NEWS-SENTINEL EDITORIAL: From normal to extraordinary, celebrating 100 years of Ball State
Ball State University has made a significant impact on Fort Wayne and Allen County through the talents of its graduates through the years. The News-Sentinel was one fortunate beneficiary of many talented students the university produced from its highly acclaimed journalism school, and today News-Sentinel.com celebrates the school’s 100th birthday.
Ball State will kick off its centennial celebration Friday when the school shuts down at 2 p.m. for a party on the Quad for students, faculty and staff. More events are planned throughout the coming school year.
Ball State University first started accepting student registrations on June 17, 1918.
The site of the university in Muncie began in 1876 as the Eastern Indiana Normal School, a private school entirely contained in what is today’s Frank A. Bracken Administration Building. Muncie industrialists and founders of the Ball Corporation, the Ball brothers (George, Lucius, Frank, Edmund and William) purchased the land and buildings of the then-defunct Indiana Normal Institute in July 1917 and donated them to the state of Indiana. The school eventually became Ball State Teacher’s College, Ball State College and finally Ball State University.
Ball State enrolled more than 22,000 students this past year from every state, two U.S. territories, about 55 countries and every Indiana county.
This year’s graduating class included 84 students from Fort Wayne and 41 more from the rest of Allen County. The 181 students from Allen County who enrolled last fall was the fourth largest number among Indiana counties. The 6,410 BSU alumni who live and work in Allen County today also comprise the fourth largest number among all the counties in the state.
According to the 2017 College Readiness Report by the Indiana Commission for Higher Education, Ball State is the fifth most popular choice of Indiana schools among 2015 Indiana high school graduates who enrolled in college.
One of the best-known journalists who graduated from Ball State and worked at The News-Sentinel in the 1970s was Sam Smith, a writer for the Chicago Bulls website bulls.com, who worked for the Chicago Tribune and is the author of The New York Times bestseller, “The Jordan Rules.”
Other well-known graduates include David Letterman, Garfield cartoonist Jim Davis and Papa John’s founder and chairman John Schnatter. A prominent area graduate from Ball State’s prestigious school of architecture is Churubusco native Craig Hartman, whose work includes the Cathedral of Christ the Light in Oakland, Calif., the International Terminal at the San Francisco International Airport and the new U.S. Embassy in Beijing.
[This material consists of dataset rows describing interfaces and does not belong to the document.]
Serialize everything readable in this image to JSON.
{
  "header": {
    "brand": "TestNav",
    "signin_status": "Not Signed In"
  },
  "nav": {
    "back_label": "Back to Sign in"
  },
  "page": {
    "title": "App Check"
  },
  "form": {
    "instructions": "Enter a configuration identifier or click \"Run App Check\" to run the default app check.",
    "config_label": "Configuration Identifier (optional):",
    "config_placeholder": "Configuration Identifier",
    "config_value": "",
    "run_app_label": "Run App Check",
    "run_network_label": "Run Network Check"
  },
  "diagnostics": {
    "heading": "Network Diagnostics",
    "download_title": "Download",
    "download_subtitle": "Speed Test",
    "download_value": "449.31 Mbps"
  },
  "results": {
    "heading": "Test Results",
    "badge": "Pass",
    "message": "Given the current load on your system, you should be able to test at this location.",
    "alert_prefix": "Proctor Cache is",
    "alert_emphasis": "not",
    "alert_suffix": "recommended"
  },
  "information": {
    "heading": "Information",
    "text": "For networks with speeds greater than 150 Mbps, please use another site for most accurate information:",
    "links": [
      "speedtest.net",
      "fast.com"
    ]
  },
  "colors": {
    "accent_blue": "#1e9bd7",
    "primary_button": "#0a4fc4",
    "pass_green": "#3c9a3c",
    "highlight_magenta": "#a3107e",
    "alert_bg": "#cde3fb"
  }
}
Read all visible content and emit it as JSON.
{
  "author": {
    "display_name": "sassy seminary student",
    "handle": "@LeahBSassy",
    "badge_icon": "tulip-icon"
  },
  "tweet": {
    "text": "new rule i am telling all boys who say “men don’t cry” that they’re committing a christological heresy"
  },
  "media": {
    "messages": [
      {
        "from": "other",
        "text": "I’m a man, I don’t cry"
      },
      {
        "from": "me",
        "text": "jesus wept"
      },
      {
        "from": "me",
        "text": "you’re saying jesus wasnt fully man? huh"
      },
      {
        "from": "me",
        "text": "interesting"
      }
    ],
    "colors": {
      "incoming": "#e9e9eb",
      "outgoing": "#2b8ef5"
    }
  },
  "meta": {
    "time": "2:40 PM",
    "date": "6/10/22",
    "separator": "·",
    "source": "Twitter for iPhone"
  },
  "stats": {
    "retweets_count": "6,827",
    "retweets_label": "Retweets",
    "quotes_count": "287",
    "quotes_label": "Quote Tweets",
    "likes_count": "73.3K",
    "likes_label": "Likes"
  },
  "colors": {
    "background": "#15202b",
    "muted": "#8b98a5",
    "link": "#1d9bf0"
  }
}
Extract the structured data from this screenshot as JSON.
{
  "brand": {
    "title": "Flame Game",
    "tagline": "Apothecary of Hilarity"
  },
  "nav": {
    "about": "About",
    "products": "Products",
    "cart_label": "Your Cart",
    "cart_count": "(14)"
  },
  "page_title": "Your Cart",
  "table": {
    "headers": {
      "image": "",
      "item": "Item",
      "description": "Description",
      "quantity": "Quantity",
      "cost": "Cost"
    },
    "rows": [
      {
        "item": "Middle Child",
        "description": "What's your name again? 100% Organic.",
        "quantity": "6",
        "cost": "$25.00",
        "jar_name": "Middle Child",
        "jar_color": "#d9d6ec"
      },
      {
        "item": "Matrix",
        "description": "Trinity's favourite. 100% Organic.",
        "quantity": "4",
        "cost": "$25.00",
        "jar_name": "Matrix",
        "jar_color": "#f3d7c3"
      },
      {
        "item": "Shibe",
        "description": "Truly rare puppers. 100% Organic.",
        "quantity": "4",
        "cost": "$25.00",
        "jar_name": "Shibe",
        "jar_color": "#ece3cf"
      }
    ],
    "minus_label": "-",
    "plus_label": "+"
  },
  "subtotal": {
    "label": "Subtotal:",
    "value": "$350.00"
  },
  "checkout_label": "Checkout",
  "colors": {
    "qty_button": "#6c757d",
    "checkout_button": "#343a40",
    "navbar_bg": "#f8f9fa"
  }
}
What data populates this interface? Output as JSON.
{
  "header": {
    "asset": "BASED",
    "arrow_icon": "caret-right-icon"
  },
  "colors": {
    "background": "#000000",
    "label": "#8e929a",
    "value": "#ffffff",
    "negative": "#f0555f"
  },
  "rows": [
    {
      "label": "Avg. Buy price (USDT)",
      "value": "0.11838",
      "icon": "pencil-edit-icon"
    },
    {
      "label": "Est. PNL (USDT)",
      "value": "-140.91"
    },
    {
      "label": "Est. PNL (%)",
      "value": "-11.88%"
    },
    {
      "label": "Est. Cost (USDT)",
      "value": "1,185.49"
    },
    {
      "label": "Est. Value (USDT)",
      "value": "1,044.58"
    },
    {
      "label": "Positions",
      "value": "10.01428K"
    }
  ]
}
Other centennial events will include the kickoff of the academic year on Aug. 17 with a convocation as President Geoffrey Mearns welcomes freshmen, and the premiere of the documentary, “From Normal to Extraordinary: Ball State’s First Century,” on Sept. 6.
Congratulations, Ball State, on a rich history in your first 100 years, and here’s to many more years ahead.